young lady,' answered Edward, in the same tone.
'I shall make due inquiry, however,' said the Chieftain, without
noticing the interruption, 'and learn what my sister thinks of all
this, we will then see whether it is to end here.'
'Respecting such inquiries, you will of course be guided by your
own judgment,' said Waverley. 'It is, I am aware, impossible Miss
Mac-Ivor can change her mind; and were such an unsupposable case
to happen, it is certain I will not change mine. I only mention
this to prevent any possibility of future misconstruction.'
Gladly at this moment would Mac-Ivor have put their quarrel to a
personal arbitrement, his eye flashed fire, and he measured Edward
as if to choose where he might best plant a mortal wound. But
although we do not now quarrel according to the modes and figures
of Caranza or Vincent Saviola, no one knew better than Fergus that
there must be some decent pretext for a mortal duel. For instance,
you may challenge a man for treading on your corn in a crowd, or
for pushing you up to the wall, or for taking your seat in the
theatre; but the modern code of honour will not permit you to
found a quarrel upon your right of compelling a man to continue
addresses to a female relative which the fair lady has already
refused. So that Fergus was compelled to stomach this supposed
affront until the whirligig of time, whose motion he promised
himself he would watch most sedulously, should bring about an
opportunity of revenge.
Waverley's servant always led a saddle-horse for him in the rear
of the battalion to which he was attached, though his master
seldom rode. But now, incensed at the domineering and unreasonable
conduct of his late friend, he fell behind the column and mounted
his horse, resolving to seek the Baron of Bradwardine, and request
permission to volunteer in his troop instead of the Mac-Ivor
'A happy time of it I should have had,' thought he, after he was
mounted, 'to have been so closely allied to this superb specimen
of pride and self-opinion and passion. A colonel! why, he should

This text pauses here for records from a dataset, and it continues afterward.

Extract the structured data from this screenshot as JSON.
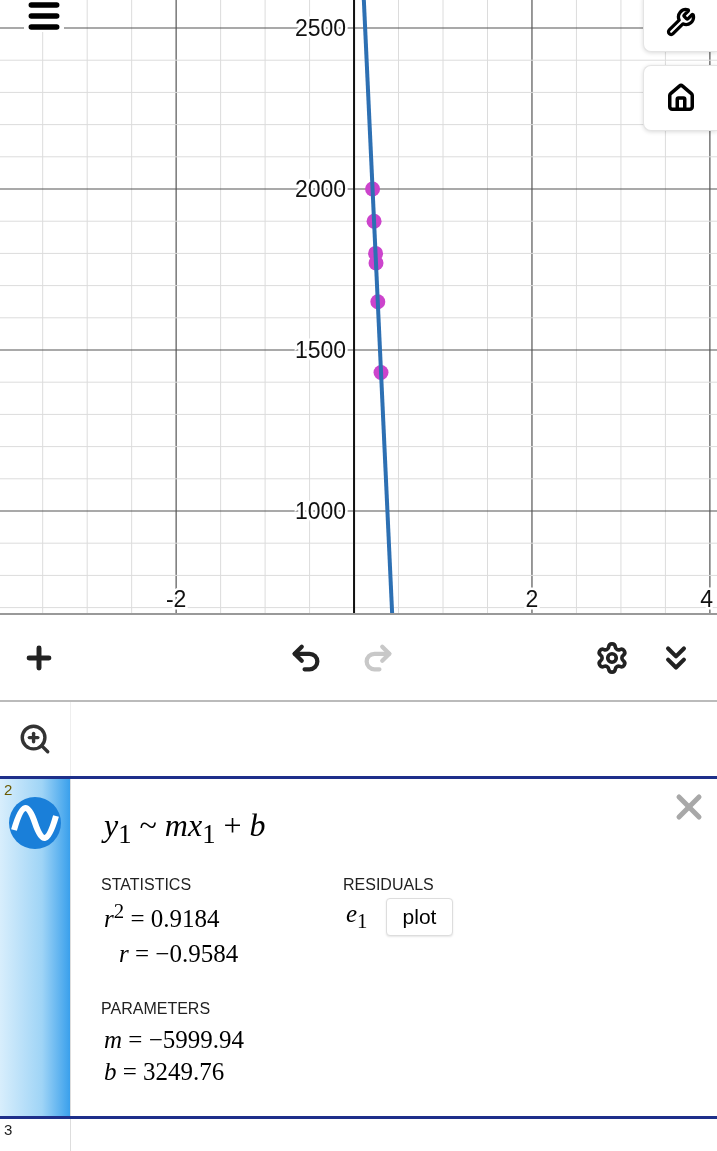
{
  "graph": {
    "chart_data": {
      "type": "scatter",
      "grid": true,
      "xlim": [
        -3.98,
        4.08
      ],
      "ylim": [
        677,
        2587
      ],
      "xticks": [
        -2,
        2,
        4
      ],
      "yticks": [
        1000,
        1500,
        2000,
        2500
      ],
      "series": [
        {
          "color": "#cc44cc",
          "x": [
            0.208,
            0.225,
            0.242,
            0.247,
            0.267,
            0.303
          ],
          "values": [
            2000,
            1900,
            1800,
            1770,
            1650,
            1430
          ]
        },
        {
          "type": "line",
          "color": "#2d70b3",
          "x": [
            0.11,
            0.429
          ],
          "values": [
            2587,
            677
          ]
        }
      ]
    }
  },
  "toolbar": [
    {
      "kind": "add",
      "disabled": false
    },
    {
      "kind": "undo",
      "disabled": false
    },
    {
      "kind": "redo",
      "disabled": true
    },
    {
      "kind": "settings",
      "disabled": false
    },
    {
      "kind": "collapse",
      "disabled": false
    }
  ],
  "expressions": [
    {
      "kind": "zoom"
    },
    {
      "kind": "regression",
      "index": "2",
      "selected": true,
      "formula": "*y*$_{1}$ ~ *mx*$_{1}$ + *b*",
      "statistics_label": "STATISTICS",
      "statistics": [
        "*r*$^{2}$ = 0.9184",
        "*r* = −0.9584"
      ],
      "residuals_label": "RESIDUALS",
      "residual": "*e*$_{1}$",
      "plot_button": "plot",
      "parameters_label": "PARAMETERS",
      "parameters": [
        "*m* = −5999.94",
        "*b* = 3249.76"
      ]
    },
    {
      "kind": "empty",
      "index": "3",
      "selected": false
    }
  ]
}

have been a generalissimo. A petty chief of three or four hundred
men! his pride might suffice for the Cham of Tartary—the Grand
Seignior—the Great Mogul! I am well free of him. Were Flora an
angel, she would bring with her a second Lucifer of ambition and
wrath for a brother-in-law.'
The Baron, whose learning (like Sancho's jests while in the
Morena) seemed to grow mouldy for want of exercise, joyfully
embraced the opportunity of Waverley's offering his service in his
regiment, to bring it into some exertion. The good-natured old
gentleman, however, laboured to effect a reconciliation between
the two quondam friends. Fergus turned a cold ear to his
remonstrances, though he gave them a respectful hearing; and as
for Waverley, he saw no reason why he should be the first in
courting a renewal of the intimacy which the Chieftain had so
unreasonably disturbed. The Baron then mentioned the matter to the
Prince, who, anxious to prevent quarrels in his little army,
declared he would himself remonstrate with Colonel Mac-Ivor on the
unreasonableness of his conduct. But, in the hurry of their march,
it was a day or two before he had an opportunity to exert his
influence in the manner proposed.
In the meanwhile Waverley turned the instructions he had received
while in Gardiner's dragoons to some account, and assisted the
Baron in his command as a sort of adjutant. 'Parmi les aveugles un
borgne est roi,' says the French proverb; and the cavalry, which
consisted chiefly of Lowland gentlemen, their tenants and
servants, formed a high opinion of Waverley's skill and a great
attachment to his person. This was indeed partly owing to the
satisfaction which they felt at the distinguished English
volunteer's leaving the Highlanders to rank among them; for there
was a latent grudge between the horse and foot, not only owing to
the difference of the services, but because most of the gentlemen,
living near the Highlands, had at one time or other had quarrels
with the tribes in their vicinity, and all of them looked with a
jealous eye on the Highlanders' avowed pretensions to superior
valour and utility in the Prince's service.